Do you want to hear the good news or the bad news first about digital transformation?

I’ll start with the bad news. Complexity, speed and the expectations placed on technology executives in the digital economy continue to ramp up. In fact, IDC’s research shows that more than six in 10 chief executive officers are under considerable pressure to deliver a successful digital transformation strategy.

The good news is that IDC has developed a “Blueprint for Multiplied Innovation” to help technology executives navigate the increasingly complex environment. This blueprint was launched as part of a live IDC video webcast that has since been viewed by thousands of technology executives. Within this blueprint, IDC has put together 10 predictions that we think will have the biggest impact on the enterprise technology market in 2019.

The idea is to help executives come together to orchestrate a strategy and a road map, leveraging the range of technologies that will increasingly underpin the business models of the future. It is important to highlight that this is not an IT, digital or line-of-business “owned” strategy. Rather, it cuts across all stakeholders.

The IDC blueprint for multiple innovation covers five main pillars (with the associated predictions), as outlined below:
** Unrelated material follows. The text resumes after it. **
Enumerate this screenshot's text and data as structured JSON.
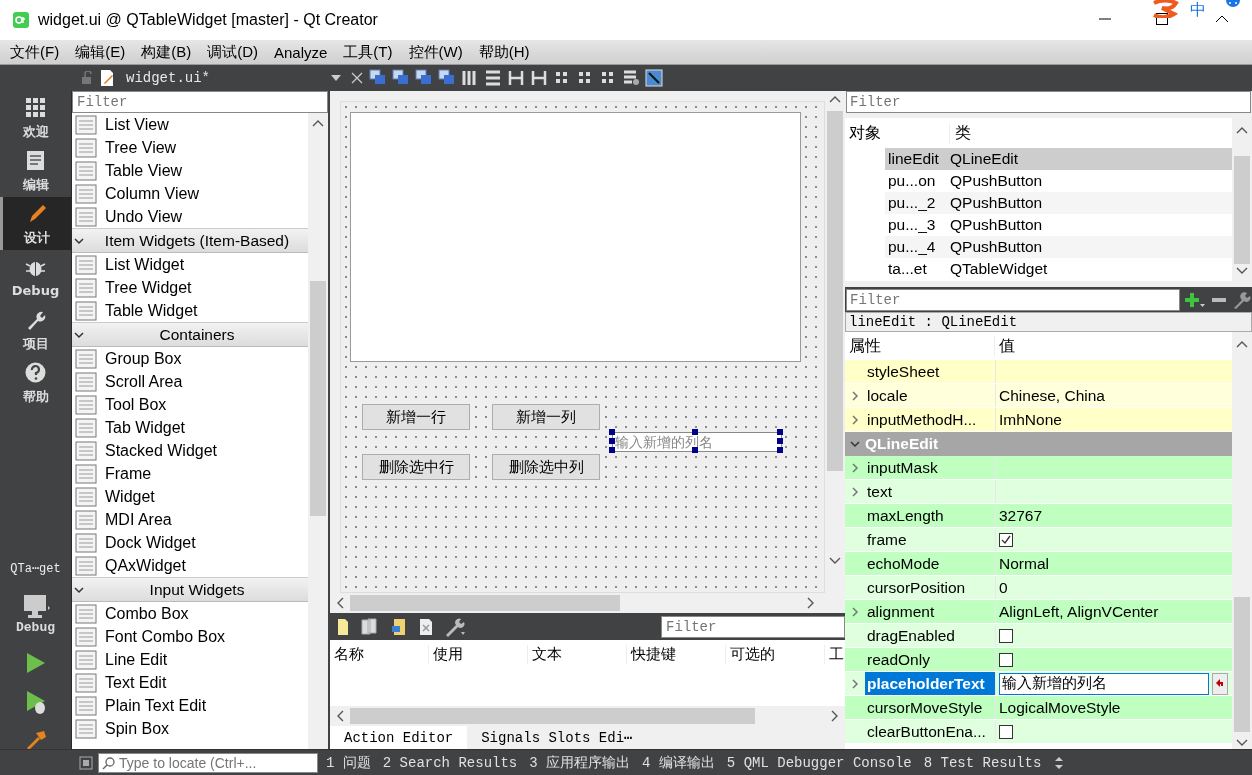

  1. Financials: Financial road maps should look at the new ROI — the return on innovation.
  2. Strategy: Creating a use case journey by time horizon and on an industry-specific basis will align and create a reference point for the executive team.
  3. Business model: Organisations will rethink the business model towards one that is not only technology-enabled, but also ecosystem-enabled. By 2021, IDC believes that 82 per cent of the revenues coming from digital transformation business models will be ecosystem-enabled.
    To unleash the potential of these business models of the future, organisations must balance the need for security and openness. Hence, IDC predicts that digital risk will become a standard reporting mechanism as part of financial statements by 2025.The transition towards digital ecosystems and value networks — as opposed to linear value chains — opens up new opportunities for distributed ledger technologies such as blockchain that enable the connection between several entities in a network in a distributed fashion. This is why IDC predicts that by 2020, 60 per cent of enterprise blockchain investments will be driven by the need to enable ecosystem business models that rely on the secure exchange of data.The primary focal point of these digital ecosystems of the future will be the customer, and the customer experience will increasingly become the enterprise competitive differentiator, with intelligence enabling the delivery of context in every single customer touch point. In line with this, IDC predicts that artificial intelligence (AI) will become the new user interface (UI) by 2025.
  4. Platform: As organisations look to enable these ecosystem-centric business models, they need an integrated enterprise-wide technology architecture to drive the seamless flow of data across every single system, business application and digital app (internally and externally). To support this, the new IT foundation will be increasingly cloud-first, with the use of hyperscale cloud platforms ramping up at an exponential rate. To mitigate risk associated with vendor lock-in in this regard, IDC predicts that by 2020, 60 per cent of organisations will use two or more cloud platforms, leading companies to seek multi-cloud management services and reduce complexity.
  5. Future of work: Finally, to actually deliver on this blueprint, organisations need an inspired, engaged and empowered workforce. This requires a rethinking of the hire-to-retain process, but also a focus on organisational agility where the right skills profiles are linked to the right teams — something that is going to increasingly become a major challenge, given the emerging skills gap. In fact, IDC believes that by 2020, the lack of IT skills will affect 90 per cent of all European organisations, resulting in $91 billion of lost revenue annually.

The idea behind this blueprint is that it is not only forward-looking, but also actionable. It should be an exciting reference point for all stakeholders to drive alignment and execution for the year. And, hopefully, it will also drive some good news amongst the increased complexity, speed and pressure that we are all facing on a day-to-day basis.

This article is part of the IDC series “Your pathway to digital success,” written to inspire business leaders to overcome common challenges along their organisations’ journeys.